┌─ Provided records

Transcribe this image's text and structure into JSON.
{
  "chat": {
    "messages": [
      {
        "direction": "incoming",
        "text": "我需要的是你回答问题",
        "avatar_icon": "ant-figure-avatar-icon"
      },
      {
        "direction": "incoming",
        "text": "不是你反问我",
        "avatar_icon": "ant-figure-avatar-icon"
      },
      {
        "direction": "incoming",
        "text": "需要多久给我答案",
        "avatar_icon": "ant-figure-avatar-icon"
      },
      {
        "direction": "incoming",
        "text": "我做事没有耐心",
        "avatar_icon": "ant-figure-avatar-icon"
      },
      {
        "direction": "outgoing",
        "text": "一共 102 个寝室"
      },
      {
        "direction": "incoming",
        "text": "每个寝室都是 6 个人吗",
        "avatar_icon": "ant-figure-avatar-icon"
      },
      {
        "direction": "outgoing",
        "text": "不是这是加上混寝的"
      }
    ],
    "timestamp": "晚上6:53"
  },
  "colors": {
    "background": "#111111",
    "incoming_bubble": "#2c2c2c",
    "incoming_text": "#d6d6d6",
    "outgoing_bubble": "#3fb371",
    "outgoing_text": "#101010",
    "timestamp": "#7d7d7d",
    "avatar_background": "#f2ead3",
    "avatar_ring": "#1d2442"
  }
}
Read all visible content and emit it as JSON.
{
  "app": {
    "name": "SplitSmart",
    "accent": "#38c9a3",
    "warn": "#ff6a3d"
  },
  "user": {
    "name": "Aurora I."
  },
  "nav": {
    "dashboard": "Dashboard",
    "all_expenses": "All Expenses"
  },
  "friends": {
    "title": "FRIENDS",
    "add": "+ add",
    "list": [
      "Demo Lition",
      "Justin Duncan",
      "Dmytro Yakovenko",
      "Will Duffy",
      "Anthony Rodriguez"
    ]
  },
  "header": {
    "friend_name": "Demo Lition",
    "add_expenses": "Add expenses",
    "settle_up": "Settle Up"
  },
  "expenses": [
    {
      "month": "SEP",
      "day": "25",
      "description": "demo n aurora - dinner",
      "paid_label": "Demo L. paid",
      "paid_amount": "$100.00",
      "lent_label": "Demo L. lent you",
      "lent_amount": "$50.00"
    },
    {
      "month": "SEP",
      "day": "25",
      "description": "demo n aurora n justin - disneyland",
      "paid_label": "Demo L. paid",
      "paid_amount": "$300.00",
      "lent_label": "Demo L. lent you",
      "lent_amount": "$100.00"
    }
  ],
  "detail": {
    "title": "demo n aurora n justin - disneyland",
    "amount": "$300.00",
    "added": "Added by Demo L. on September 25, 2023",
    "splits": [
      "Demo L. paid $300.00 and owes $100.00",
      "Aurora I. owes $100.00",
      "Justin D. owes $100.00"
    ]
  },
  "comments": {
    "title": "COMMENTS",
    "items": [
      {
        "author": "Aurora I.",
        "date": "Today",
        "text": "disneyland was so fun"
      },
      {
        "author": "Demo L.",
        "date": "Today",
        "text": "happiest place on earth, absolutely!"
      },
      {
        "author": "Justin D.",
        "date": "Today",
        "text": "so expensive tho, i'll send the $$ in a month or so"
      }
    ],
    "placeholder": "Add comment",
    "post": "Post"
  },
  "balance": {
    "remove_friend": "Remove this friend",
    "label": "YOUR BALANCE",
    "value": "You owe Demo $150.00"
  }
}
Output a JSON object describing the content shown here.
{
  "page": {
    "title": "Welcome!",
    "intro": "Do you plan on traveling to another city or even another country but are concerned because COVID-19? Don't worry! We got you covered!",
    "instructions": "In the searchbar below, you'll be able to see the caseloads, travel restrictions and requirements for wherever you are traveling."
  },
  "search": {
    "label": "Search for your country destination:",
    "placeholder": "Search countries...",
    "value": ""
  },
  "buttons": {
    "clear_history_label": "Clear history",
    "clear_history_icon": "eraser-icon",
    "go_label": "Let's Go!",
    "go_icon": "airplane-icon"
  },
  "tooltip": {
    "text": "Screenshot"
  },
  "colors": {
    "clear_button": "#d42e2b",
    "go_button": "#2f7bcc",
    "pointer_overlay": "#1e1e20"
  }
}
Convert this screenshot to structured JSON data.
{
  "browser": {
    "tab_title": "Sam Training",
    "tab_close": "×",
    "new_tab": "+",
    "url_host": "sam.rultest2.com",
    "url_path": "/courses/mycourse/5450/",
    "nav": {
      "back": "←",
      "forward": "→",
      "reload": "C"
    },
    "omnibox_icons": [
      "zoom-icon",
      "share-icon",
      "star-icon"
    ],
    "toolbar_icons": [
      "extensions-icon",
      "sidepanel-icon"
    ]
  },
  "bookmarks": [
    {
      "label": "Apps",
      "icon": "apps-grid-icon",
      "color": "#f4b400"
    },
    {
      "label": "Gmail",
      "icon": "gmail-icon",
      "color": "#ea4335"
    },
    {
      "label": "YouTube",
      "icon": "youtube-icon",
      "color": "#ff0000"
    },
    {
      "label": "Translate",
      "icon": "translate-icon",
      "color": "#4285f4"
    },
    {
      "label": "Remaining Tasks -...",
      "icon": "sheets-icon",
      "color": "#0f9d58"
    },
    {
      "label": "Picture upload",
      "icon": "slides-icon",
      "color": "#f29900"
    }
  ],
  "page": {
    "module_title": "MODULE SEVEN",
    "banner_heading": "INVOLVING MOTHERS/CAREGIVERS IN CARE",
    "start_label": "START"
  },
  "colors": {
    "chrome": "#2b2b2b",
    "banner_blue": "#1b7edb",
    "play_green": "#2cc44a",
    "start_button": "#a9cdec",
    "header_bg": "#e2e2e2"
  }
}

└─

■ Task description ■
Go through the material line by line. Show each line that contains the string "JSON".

■ Solved exercise ■
Transcribe this image's text and structure into JSON.
Read all visible content and emit it as JSON.
Output a JSON object describing the content shown here.
Convert this screenshot to structured JSON data.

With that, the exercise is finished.